Chapter 3: 16, 18, 21, 25, 27, 33, 42, 45, 47, 50, 52, 64
Chapter 2: 11, 13, 15, 18, 21, 24, 30, 34, 38, 48
Now is the time for the vpython standard (I am now calling it the Numerical Calculations standard). I am making it due on Feb 15 – so you have some time. Here is what I want:
A 5 minute or less screen cast that shows me a numerical calculation. I would suggest using VPython (or Glowscript or trinket.io), but you can use whatever you want. Here are some notes:
- Here is a rough scoring guide:
- 5 points: this is a numerical solution to an interesting problem that can’t be solved analytically. Also, the screen cast will include evidence that suggests the calculation is valid (like looking at the extreme cases of low mass or whatever)
- 4 points: this is a numerical solution for a problem with non constant forces
- 3 points: this is a numerical solution for something fairly trivial, like a constant force motion
If you go through the tutorials I posted on moodle, you should be able to at least get a 4. Here are some other notes:
- I hate to make you create a screencast, but I think this is the best.
- You need to show your screencast to two other people before you send it to me.
- One way to share your screencast would be to just post the link in moodle.
- If you absolutely don’t want to make a screencast, you can show your program in class instead.
- Don’t forget to submit this on time. If you do, you can always fix stuff and resubmit it.
- If you get stuck, ask for help.
- Numerical example https://www.wired.com/?p=1766358
- Repeat of what we did in class (essentially) https://www.wired.com/2014/07/how-do-you-model-a-spring/
- A tutorial-style thing on numerical calculations – https://trinket.io/rhettallain_gmail_com/courses/introductory-physics-with-python#/introduction/constant-velocity
I don’t expect you to memorize everything. I will try to let you know what things you need to remember and what I will give you.

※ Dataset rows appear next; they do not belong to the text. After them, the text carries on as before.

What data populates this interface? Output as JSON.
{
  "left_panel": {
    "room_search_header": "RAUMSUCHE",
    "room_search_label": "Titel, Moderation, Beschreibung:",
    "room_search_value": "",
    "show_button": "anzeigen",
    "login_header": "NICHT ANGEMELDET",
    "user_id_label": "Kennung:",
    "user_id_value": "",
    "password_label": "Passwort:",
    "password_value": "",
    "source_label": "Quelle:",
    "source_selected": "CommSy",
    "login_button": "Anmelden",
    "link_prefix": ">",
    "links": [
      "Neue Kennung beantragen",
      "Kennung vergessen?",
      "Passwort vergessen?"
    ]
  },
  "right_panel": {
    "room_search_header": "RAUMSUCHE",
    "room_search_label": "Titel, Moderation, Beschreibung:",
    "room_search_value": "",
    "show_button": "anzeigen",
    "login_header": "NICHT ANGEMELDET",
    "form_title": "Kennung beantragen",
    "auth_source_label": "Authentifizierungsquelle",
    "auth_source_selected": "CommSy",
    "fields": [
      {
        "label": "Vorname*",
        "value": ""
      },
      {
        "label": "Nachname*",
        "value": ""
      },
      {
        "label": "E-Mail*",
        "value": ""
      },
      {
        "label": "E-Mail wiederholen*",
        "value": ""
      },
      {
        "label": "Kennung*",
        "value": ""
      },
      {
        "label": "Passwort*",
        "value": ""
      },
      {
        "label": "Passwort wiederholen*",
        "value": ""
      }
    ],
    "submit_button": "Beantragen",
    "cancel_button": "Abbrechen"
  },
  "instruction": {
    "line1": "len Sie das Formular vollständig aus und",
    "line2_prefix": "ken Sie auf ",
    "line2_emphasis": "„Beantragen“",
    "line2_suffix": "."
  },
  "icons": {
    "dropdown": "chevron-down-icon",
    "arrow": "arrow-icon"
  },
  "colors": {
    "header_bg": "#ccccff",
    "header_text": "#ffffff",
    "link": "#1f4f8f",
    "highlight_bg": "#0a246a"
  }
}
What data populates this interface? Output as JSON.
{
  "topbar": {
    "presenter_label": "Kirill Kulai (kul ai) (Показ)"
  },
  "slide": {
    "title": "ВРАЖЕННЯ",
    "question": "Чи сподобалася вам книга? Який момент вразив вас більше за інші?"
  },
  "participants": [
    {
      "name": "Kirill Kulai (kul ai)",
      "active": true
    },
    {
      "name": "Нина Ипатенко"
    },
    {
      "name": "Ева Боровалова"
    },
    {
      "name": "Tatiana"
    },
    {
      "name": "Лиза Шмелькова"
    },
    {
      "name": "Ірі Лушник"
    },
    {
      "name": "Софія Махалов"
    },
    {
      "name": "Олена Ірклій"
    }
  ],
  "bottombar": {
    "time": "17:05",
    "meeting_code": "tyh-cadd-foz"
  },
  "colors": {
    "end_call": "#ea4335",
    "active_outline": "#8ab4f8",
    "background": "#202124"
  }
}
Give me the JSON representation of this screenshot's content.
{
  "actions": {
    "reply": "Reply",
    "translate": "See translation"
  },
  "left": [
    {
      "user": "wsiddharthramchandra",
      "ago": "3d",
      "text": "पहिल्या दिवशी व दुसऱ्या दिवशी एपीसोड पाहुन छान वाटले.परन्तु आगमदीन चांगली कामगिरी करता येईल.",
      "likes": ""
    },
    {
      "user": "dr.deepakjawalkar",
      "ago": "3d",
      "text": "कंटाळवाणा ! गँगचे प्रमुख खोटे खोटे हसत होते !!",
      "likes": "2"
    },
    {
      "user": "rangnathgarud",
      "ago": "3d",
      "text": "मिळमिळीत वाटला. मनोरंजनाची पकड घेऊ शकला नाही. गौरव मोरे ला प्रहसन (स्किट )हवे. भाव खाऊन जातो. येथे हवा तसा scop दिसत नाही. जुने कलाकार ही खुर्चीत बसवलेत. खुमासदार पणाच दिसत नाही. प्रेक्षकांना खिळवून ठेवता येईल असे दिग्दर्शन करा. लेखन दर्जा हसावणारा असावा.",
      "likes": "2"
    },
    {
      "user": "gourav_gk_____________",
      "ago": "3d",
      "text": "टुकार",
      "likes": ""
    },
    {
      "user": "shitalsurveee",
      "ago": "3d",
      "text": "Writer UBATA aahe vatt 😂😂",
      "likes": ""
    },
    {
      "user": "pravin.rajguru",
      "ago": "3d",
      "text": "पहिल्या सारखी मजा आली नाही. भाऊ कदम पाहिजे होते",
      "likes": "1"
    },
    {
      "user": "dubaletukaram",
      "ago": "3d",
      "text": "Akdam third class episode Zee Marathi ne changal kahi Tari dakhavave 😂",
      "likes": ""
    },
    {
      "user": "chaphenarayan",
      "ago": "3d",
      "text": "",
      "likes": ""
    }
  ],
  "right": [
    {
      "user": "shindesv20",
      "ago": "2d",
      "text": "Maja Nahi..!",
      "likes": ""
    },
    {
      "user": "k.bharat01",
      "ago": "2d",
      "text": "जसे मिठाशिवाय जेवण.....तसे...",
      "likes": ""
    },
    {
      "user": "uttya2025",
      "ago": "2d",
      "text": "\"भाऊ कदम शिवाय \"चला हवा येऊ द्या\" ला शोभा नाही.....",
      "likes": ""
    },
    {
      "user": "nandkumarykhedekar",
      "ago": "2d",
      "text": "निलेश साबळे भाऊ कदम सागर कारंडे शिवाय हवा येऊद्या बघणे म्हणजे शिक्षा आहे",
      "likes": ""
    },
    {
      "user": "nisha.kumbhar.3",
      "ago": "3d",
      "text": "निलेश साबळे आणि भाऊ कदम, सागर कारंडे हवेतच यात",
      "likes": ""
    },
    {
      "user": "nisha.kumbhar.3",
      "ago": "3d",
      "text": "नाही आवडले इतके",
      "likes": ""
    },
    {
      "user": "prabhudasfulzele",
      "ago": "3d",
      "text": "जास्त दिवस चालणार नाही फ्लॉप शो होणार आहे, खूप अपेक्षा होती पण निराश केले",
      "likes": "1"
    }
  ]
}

For chapter 2, here are the equations that will be provided.
I am going to talk about vectors in class using python. If you want to look at something similar – either before or after class, check this out: